◆ TASK REQUIREMENTS:
All lines in the material with the string "sztuki" should be listed.
___ INPUT DATA ___
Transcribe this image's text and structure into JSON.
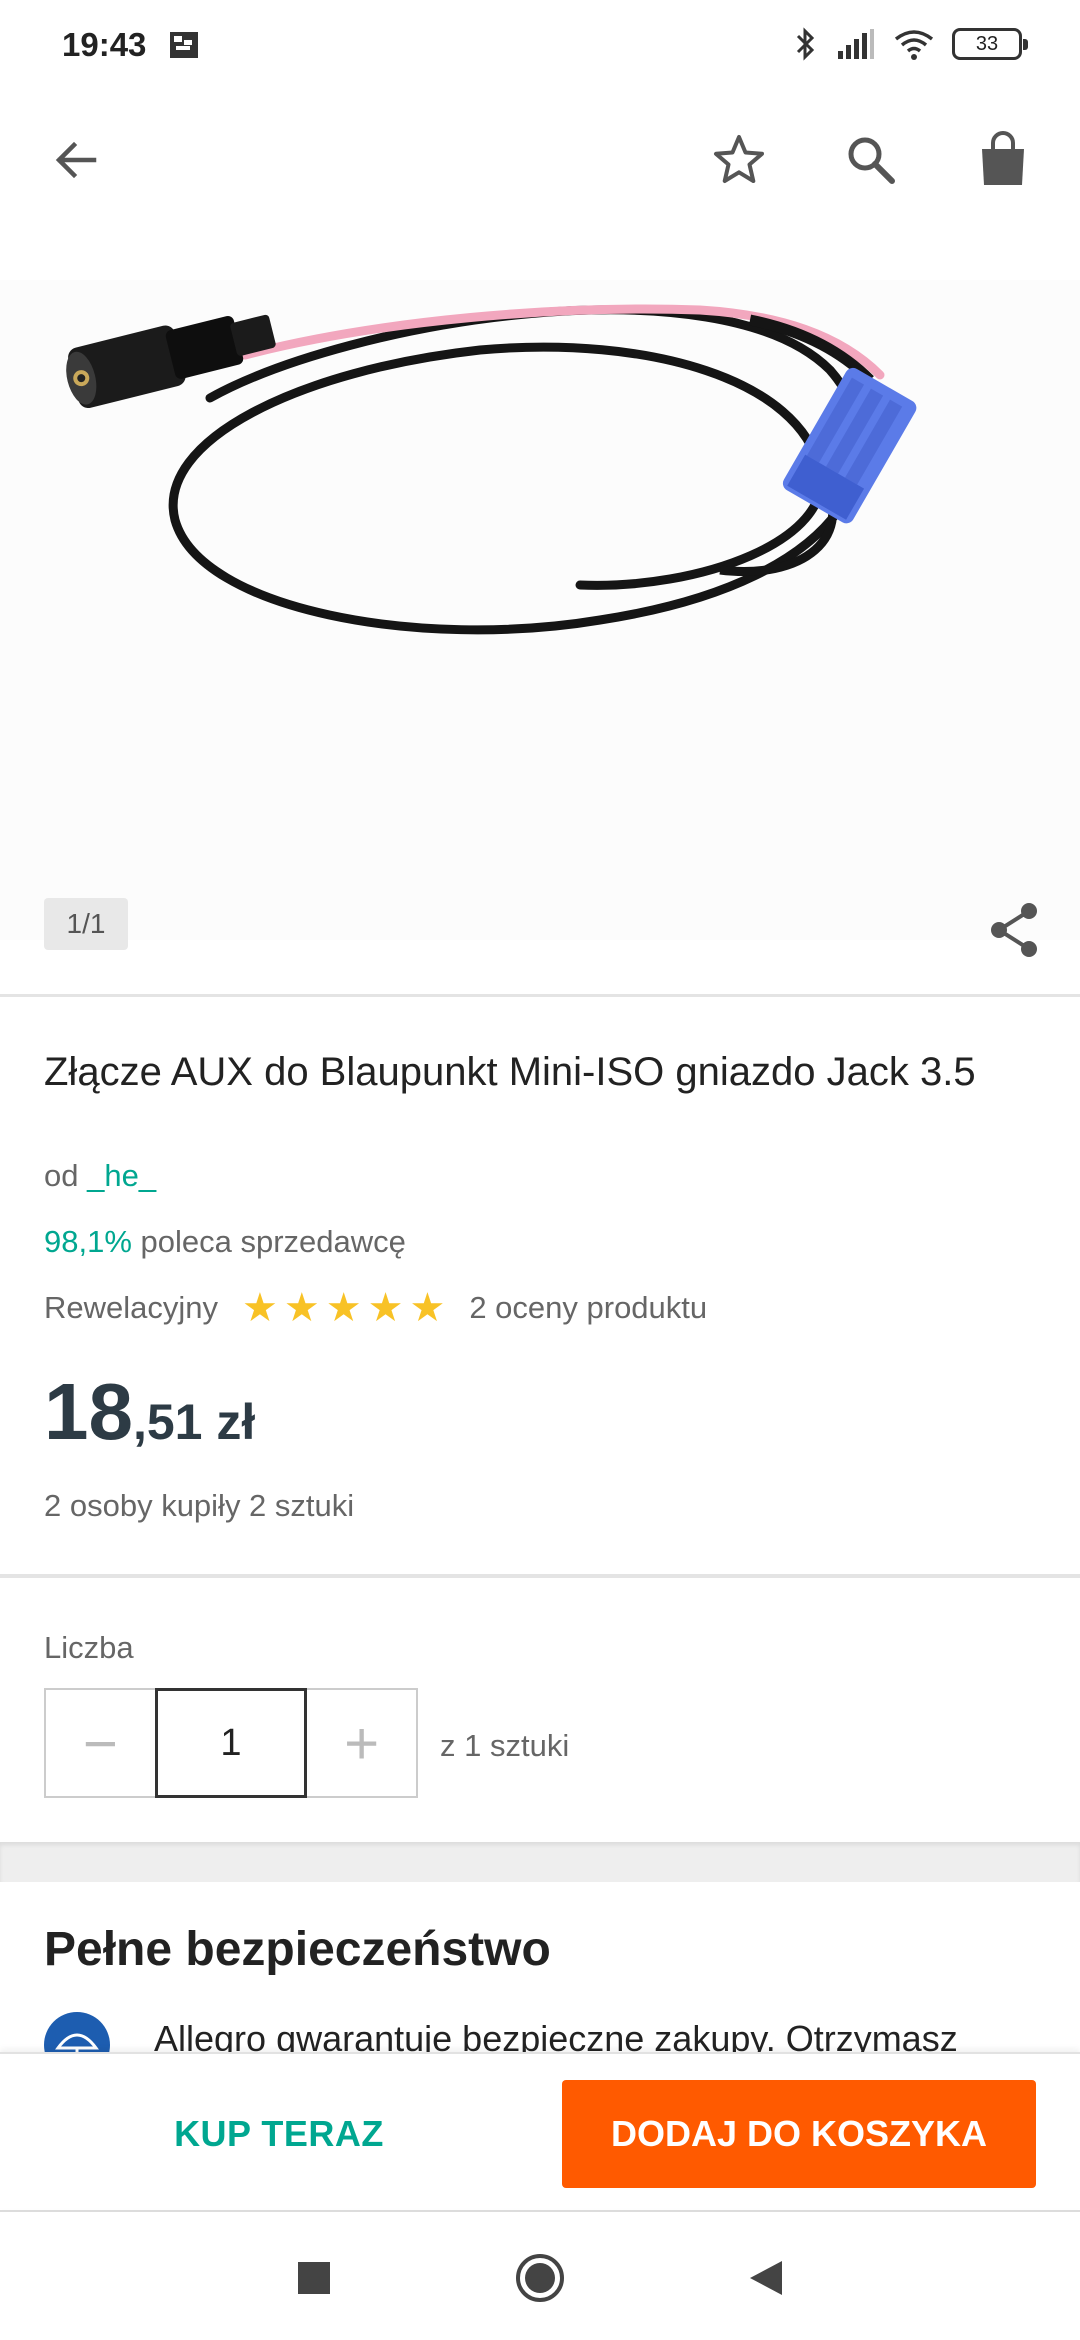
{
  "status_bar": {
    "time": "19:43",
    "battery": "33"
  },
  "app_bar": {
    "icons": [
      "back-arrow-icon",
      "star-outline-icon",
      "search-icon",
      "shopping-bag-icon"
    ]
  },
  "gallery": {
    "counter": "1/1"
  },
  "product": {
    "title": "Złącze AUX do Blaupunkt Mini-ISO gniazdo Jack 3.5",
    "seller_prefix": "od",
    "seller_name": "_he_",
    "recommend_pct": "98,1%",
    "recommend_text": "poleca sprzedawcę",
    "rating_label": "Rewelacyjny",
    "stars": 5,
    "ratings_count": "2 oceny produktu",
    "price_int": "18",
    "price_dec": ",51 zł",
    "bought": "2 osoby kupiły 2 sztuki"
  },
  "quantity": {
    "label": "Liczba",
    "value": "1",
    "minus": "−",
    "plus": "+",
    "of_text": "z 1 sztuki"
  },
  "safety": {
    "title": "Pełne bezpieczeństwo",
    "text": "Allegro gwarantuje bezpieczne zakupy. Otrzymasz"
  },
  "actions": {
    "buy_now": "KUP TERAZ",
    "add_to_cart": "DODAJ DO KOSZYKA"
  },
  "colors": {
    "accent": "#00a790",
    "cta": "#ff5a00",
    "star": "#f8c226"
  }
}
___
◆ YOUR SOLUTION:
    "bought": "2 osoby kupiły 2 sztuki"
    "of_text": "z 1 sztuki"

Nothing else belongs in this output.